Loss - whether personal or ecological - leaves an imprint, the scale of which is usually only measured by those who feel its direct impact. While climate change is wreaking havoc on our planet, the lack of direct quantifiable impact on individuals often leads to a culture of denial and ignorance, even escapism. Artists Yto Barrada and Bettina questioned this approach of individual and collective escape, instead pondering whether solace can only be found through collective action after all.
The exhibition The Power of Two Suns by Yto Barrada with guest artist Bettina, then reflected on our individual and collective reactions to the onset of disaster, ecological or otherwise. Curated by Omar Berrada, the theme perfectly aligned with the kind of work the Lower Manhattan Cultural Council (LMCC) wanted to exhibit in its new permanent space, LMCC’s Arts Center at Governors Island, which opened up for artists in September 2019.
The Center wants to focus on art conceptualised around themes of ecology, sustainability and resilience pertaining to the Governors Island in specific, and the New York city in the larger context.
In keeping with the theme, Barrada worked with artist Bettina who had lost all of her artwork in a devastating fire. Over the decades, she rebuilt her body of work while working from the solitary confine of a room inside Chelsea Hotel. Through questions of personal loss, the artists entered the broader realm of ecological loss, asking if the increasing solar radiation and greenhouse gases are increasing the environmental damage and whether environmental catastrophe stems in part from the amplified solar radiation caused by the greenhouse effect, and whether a solution can be found by amplifying the power of solidarity?
The project for Barrada was inspired by the state of her hometown, Tangier, which lies at one end of the Strait of Gibraltar, which was once the gateway to Europe. Now, the Strait has become a symbol of forced isolation, as crossing is allowed in one direction only. Barrada’s work has repeatedly highlighted such social constraints. Tangier, Virginia, on the other hand, is a small island slowly sinking into the Chesapeake Bay. Its inhabitants –many of them crab fishers – are hoping for a sea wall to insulate them from the coming flood. The crab traps piled up on the docks like three-dimensional minimalist grids provided inspiration for Barrada’s imposing sculpture - a chimerical, incomplete gabion wall.
Overall, the exhibition pondered human reactions to the onset of disaster.
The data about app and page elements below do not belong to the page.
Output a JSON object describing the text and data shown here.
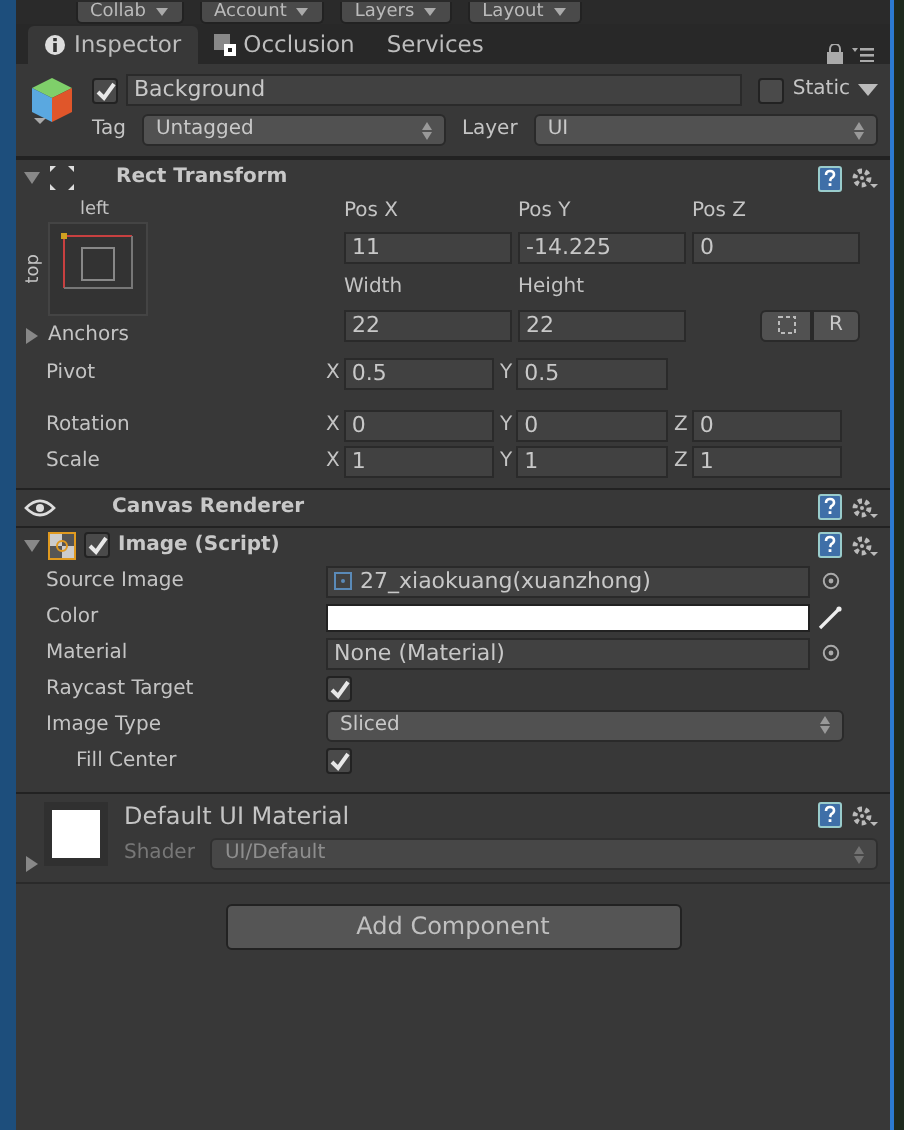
{
  "toolbar": [
    {
      "label": "Collab"
    },
    {
      "label": "Account"
    },
    {
      "label": "Layers"
    },
    {
      "label": "Layout"
    }
  ],
  "tabs": [
    {
      "label": "Inspector",
      "selected": true
    },
    {
      "label": "Occlusion",
      "selected": false
    },
    {
      "label": "Services",
      "selected": false
    }
  ],
  "object": {
    "active": true,
    "name": "Background",
    "static_label": "Static",
    "static": false,
    "tag_label": "Tag",
    "tag": "Untagged",
    "layer_label": "Layer",
    "layer": "UI"
  },
  "components": [
    {
      "kind": "rect_transform",
      "title": "Rect Transform",
      "expanded": true,
      "anchor_h": "left",
      "anchor_v": "top",
      "columns": [
        "Pos X",
        "Pos Y",
        "Pos Z"
      ],
      "values": [
        "11",
        "-14.225",
        "0"
      ],
      "size_labels": [
        "Width",
        "Height"
      ],
      "size_values": [
        "22",
        "22"
      ],
      "raw_button": "R",
      "anchors_label": "Anchors",
      "anchors_expanded": false,
      "vectors": [
        {
          "label": "Pivot",
          "axes": [
            {
              "axis": "X",
              "value": "0.5"
            },
            {
              "axis": "Y",
              "value": "0.5"
            }
          ]
        },
        {
          "label": "Rotation",
          "axes": [
            {
              "axis": "X",
              "value": "0"
            },
            {
              "axis": "Y",
              "value": "0"
            },
            {
              "axis": "Z",
              "value": "0"
            }
          ]
        },
        {
          "label": "Scale",
          "axes": [
            {
              "axis": "X",
              "value": "1"
            },
            {
              "axis": "Y",
              "value": "1"
            },
            {
              "axis": "Z",
              "value": "1"
            }
          ]
        }
      ]
    },
    {
      "kind": "canvas_renderer",
      "title": "Canvas Renderer"
    },
    {
      "kind": "script",
      "title": "Image (Script)",
      "expanded": true,
      "enabled": true,
      "properties": [
        {
          "kind": "object",
          "label": "Source Image",
          "value": "27_xiaokuang(xuanzhong)",
          "icon": true,
          "indented": false
        },
        {
          "kind": "color",
          "label": "Color",
          "color": "#ffffff",
          "indented": false
        },
        {
          "kind": "object",
          "label": "Material",
          "value": "None (Material)",
          "icon": false,
          "indented": false
        },
        {
          "kind": "toggle",
          "label": "Raycast Target",
          "checked": true,
          "indented": false
        },
        {
          "kind": "dropdown",
          "label": "Image Type",
          "value": "Sliced",
          "indented": false
        },
        {
          "kind": "toggle",
          "label": "Fill Center",
          "checked": true,
          "indented": true
        }
      ]
    },
    {
      "kind": "material",
      "title": "Default UI Material",
      "expanded": false,
      "shader_label": "Shader",
      "shader": "UI/Default"
    }
  ],
  "add_button": "Add Component"
}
It acknowledged the temptation of insularity as protection, yet proposed hospitality and care as a counterpoint, no matter whether the loss is individual or collective.
The exhibition then presented a small selection from Bettina’s remarkable body of work. On the plinths were a set of long wooden pieces, floating like the ghostly remains of an ancient ship; on the long tables, an array of sculptural experiments in wood and marble. Each of these belonged to a larger series developed out of self-imposed constraints from which gesture and accident subtly emerged.
On the far side of the exhibition space, two-dimensional works by both artists engaged in a closer conversation around clear lines, simple shapes and a dramatically reduced palette – as though to convert the ominous sense of an ending into the primordial forms of a quieter beginning. For the artists then, the whole idea was to experience the constructive power of constraint and the potential for imagination and resilience to out-survive the catastrophes. Yet, Barrada warned against the individual and social isolation that is an inevitable part of surviving disaster and propagates a more cooperative approach, is possible, if only to make the process less painstaking.
The exhibition The Power of Two Suns was on display from September 19- October 31, 2019.